(Information given begins)
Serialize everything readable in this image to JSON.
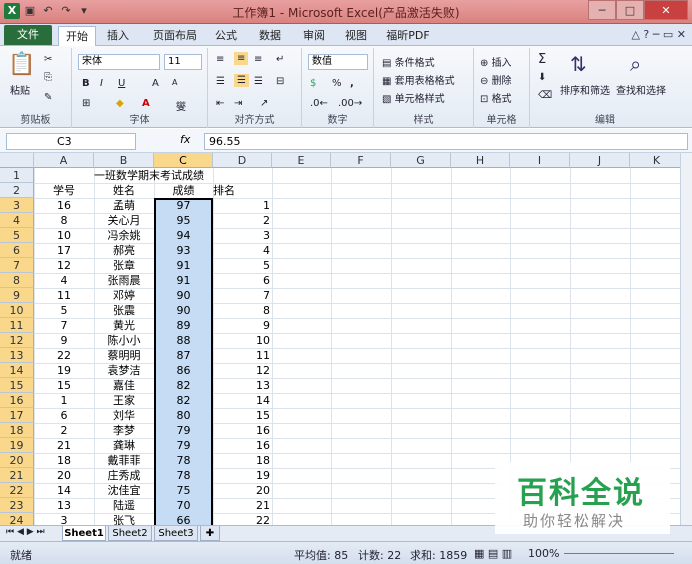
{
  "window": {
    "title": "工作簿1 - Microsoft Excel(产品激活失败)"
  },
  "qat": {
    "icons": [
      "excel-logo",
      "save-icon",
      "undo-icon",
      "redo-icon",
      "customize-icon"
    ]
  },
  "tabs": [
    "文件",
    "开始",
    "插入",
    "页面布局",
    "公式",
    "数据",
    "审阅",
    "视图",
    "福昕PDF"
  ],
  "ribbon": {
    "clipboard": {
      "paste": "粘贴",
      "label": "剪贴板"
    },
    "font": {
      "name": "宋体",
      "size": "11",
      "label": "字体",
      "bold": "B",
      "italic": "I",
      "underline": "U",
      "grow": "A",
      "shrink": "A",
      "wen": "燮"
    },
    "alignment": {
      "label": "对齐方式"
    },
    "number": {
      "format": "数值",
      "percent": "%",
      "comma": ",",
      "label": "数字"
    },
    "styles": {
      "cond": "条件格式",
      "table": "套用表格格式",
      "cell": "单元格样式",
      "label": "样式"
    },
    "cells": {
      "insert": "插入",
      "delete": "删除",
      "format": "格式",
      "label": "单元格"
    },
    "editing": {
      "sum": "Σ",
      "sort": "排序和筛选",
      "find": "查找和选择",
      "label": "编辑"
    }
  },
  "formula": {
    "name_box": "C3",
    "fx": "fx",
    "content": "96.55"
  },
  "columns": [
    "A",
    "B",
    "C",
    "D",
    "E",
    "F",
    "G",
    "H",
    "I",
    "J",
    "K"
  ],
  "sheet": {
    "title": "一班数学期末考试成绩",
    "headers": [
      "学号",
      "姓名",
      "成绩",
      "排名"
    ],
    "rows": [
      [
        "16",
        "孟萌",
        "97",
        "1"
      ],
      [
        "8",
        "关心月",
        "95",
        "2"
      ],
      [
        "10",
        "冯余姚",
        "94",
        "3"
      ],
      [
        "17",
        "郝亮",
        "93",
        "4"
      ],
      [
        "12",
        "张章",
        "91",
        "5"
      ],
      [
        "4",
        "张雨晨",
        "91",
        "6"
      ],
      [
        "11",
        "邓婷",
        "90",
        "7"
      ],
      [
        "5",
        "张震",
        "90",
        "8"
      ],
      [
        "7",
        "黄光",
        "89",
        "9"
      ],
      [
        "9",
        "陈小小",
        "88",
        "10"
      ],
      [
        "22",
        "蔡明明",
        "87",
        "11"
      ],
      [
        "19",
        "袁梦洁",
        "86",
        "12"
      ],
      [
        "15",
        "嘉佳",
        "82",
        "13"
      ],
      [
        "1",
        "王家",
        "82",
        "14"
      ],
      [
        "6",
        "刘华",
        "80",
        "15"
      ],
      [
        "2",
        "李梦",
        "79",
        "16"
      ],
      [
        "21",
        "龚琳",
        "79",
        "16"
      ],
      [
        "18",
        "戴菲菲",
        "78",
        "18"
      ],
      [
        "20",
        "庄秀成",
        "78",
        "19"
      ],
      [
        "14",
        "沈佳宜",
        "75",
        "20"
      ],
      [
        "13",
        "陆遥",
        "70",
        "21"
      ],
      [
        "3",
        "张飞",
        "66",
        "22"
      ]
    ]
  },
  "sheets": [
    "Sheet1",
    "Sheet2",
    "Sheet3"
  ],
  "status": {
    "ready": "就绪",
    "average": "平均值: 85",
    "count": "计数: 22",
    "sum": "求和: 1859",
    "zoom": "100%"
  },
  "watermark": {
    "line1": "百科全说",
    "line2": "助你轻松解决"
  },
  "colors": {
    "selection": "#c5dcf4",
    "header_selected": "#f9d88b",
    "ribbon_bg": "#e4ebf4"
  }
}
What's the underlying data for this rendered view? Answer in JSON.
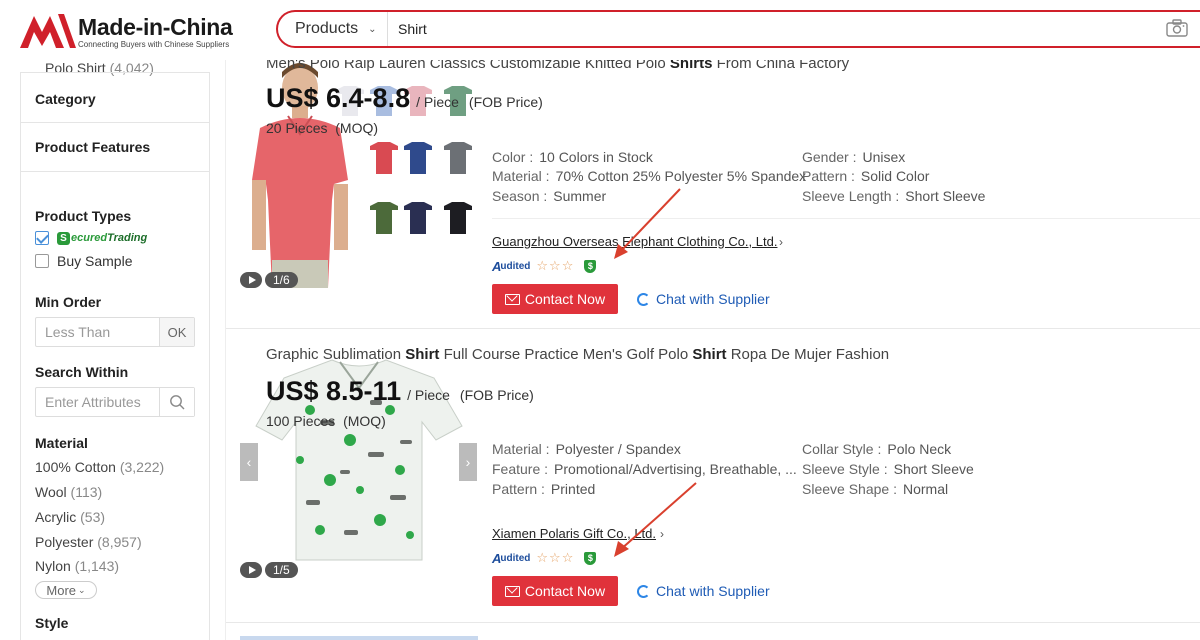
{
  "header": {
    "logo_text": "Made-in-China",
    "logo_tagline": "Connecting Buyers with Chinese Suppliers",
    "search_category": "Products",
    "search_value": "Shirt"
  },
  "sidebar": {
    "top_item": {
      "label": "Polo Shirt",
      "count": "(4,042)"
    },
    "category_title": "Category",
    "features_title": "Product Features",
    "product_types_title": "Product Types",
    "secured_trading": {
      "s": "S",
      "ecured": "ecured",
      "trading": "Trading"
    },
    "buy_sample": "Buy Sample",
    "min_order_title": "Min Order",
    "min_order_placeholder": "Less Than",
    "ok_label": "OK",
    "search_within_title": "Search Within",
    "search_within_placeholder": "Enter Attributes",
    "material_title": "Material",
    "materials": [
      {
        "label": "100% Cotton",
        "count": "(3,222)"
      },
      {
        "label": "Wool",
        "count": "(113)"
      },
      {
        "label": "Acrylic",
        "count": "(53)"
      },
      {
        "label": "Polyester",
        "count": "(8,957)"
      },
      {
        "label": "Nylon",
        "count": "(1,143)"
      }
    ],
    "more_label": "More",
    "style_title": "Style"
  },
  "products": [
    {
      "title_parts": [
        "Men's Polo Ralp Lauren Classics Customizable Knitted Polo ",
        "Shirts",
        " From China Factory"
      ],
      "price": "US$ 6.4-8.8",
      "unit": "/ Piece",
      "fob": "(FOB Price)",
      "moq_qty": "20 Pieces",
      "moq_label": "(MOQ)",
      "attrs_left": [
        {
          "k": "Color :",
          "v": "10 Colors in Stock"
        },
        {
          "k": "Material :",
          "v": "70% Cotton 25% Polyester 5% Spandex"
        },
        {
          "k": "Season :",
          "v": "Summer"
        }
      ],
      "attrs_right": [
        {
          "k": "Gender :",
          "v": "Unisex"
        },
        {
          "k": "Pattern :",
          "v": "Solid Color"
        },
        {
          "k": "Sleeve Length :",
          "v": "Short Sleeve"
        }
      ],
      "supplier": "Guangzhou Overseas Elephant Clothing Co., Ltd.",
      "audited": "udited",
      "audited_a": "A",
      "stars": "☆☆☆",
      "contact": "Contact Now",
      "chat": "Chat with Supplier",
      "image_counter": "1/6"
    },
    {
      "title_parts": [
        "Graphic Sublimation ",
        "Shirt",
        " Full Course Practice Men's Golf Polo ",
        "Shirt",
        " Ropa De Mujer Fashion"
      ],
      "price": "US$ 8.5-11",
      "unit": "/ Piece",
      "fob": "(FOB Price)",
      "moq_qty": "100 Pieces",
      "moq_label": "(MOQ)",
      "attrs_left": [
        {
          "k": "Material :",
          "v": "Polyester / Spandex"
        },
        {
          "k": "Feature :",
          "v": "Promotional/Advertising, Breathable, ..."
        },
        {
          "k": "Pattern :",
          "v": "Printed"
        }
      ],
      "attrs_right": [
        {
          "k": "Collar Style :",
          "v": "Polo Neck"
        },
        {
          "k": "Sleeve Style :",
          "v": "Short Sleeve"
        },
        {
          "k": "Sleeve Shape :",
          "v": "Normal"
        }
      ],
      "supplier": "Xiamen Polaris Gift Co., Ltd.",
      "audited": "udited",
      "audited_a": "A",
      "stars": "☆☆☆",
      "contact": "Contact Now",
      "chat": "Chat with Supplier",
      "image_counter": "1/5"
    }
  ],
  "colors": {
    "brand_red": "#d0202a",
    "button_red": "#e0323b",
    "link_blue": "#1e5bb5",
    "secured_green": "#2a9a3a",
    "annotation_arrow": "#d9402e"
  },
  "swatch_colors": [
    "#e9e9ee",
    "#a9bde0",
    "#e9b5bd",
    "#6f9f82",
    "#d94a52",
    "#2f4a8c",
    "#6c7075",
    "#4c6a3a",
    "#2a2f52",
    "#1d1d22"
  ]
}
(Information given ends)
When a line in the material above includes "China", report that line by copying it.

» Solution below
    "logo_text": "Made-in-China",
        " From China Factory"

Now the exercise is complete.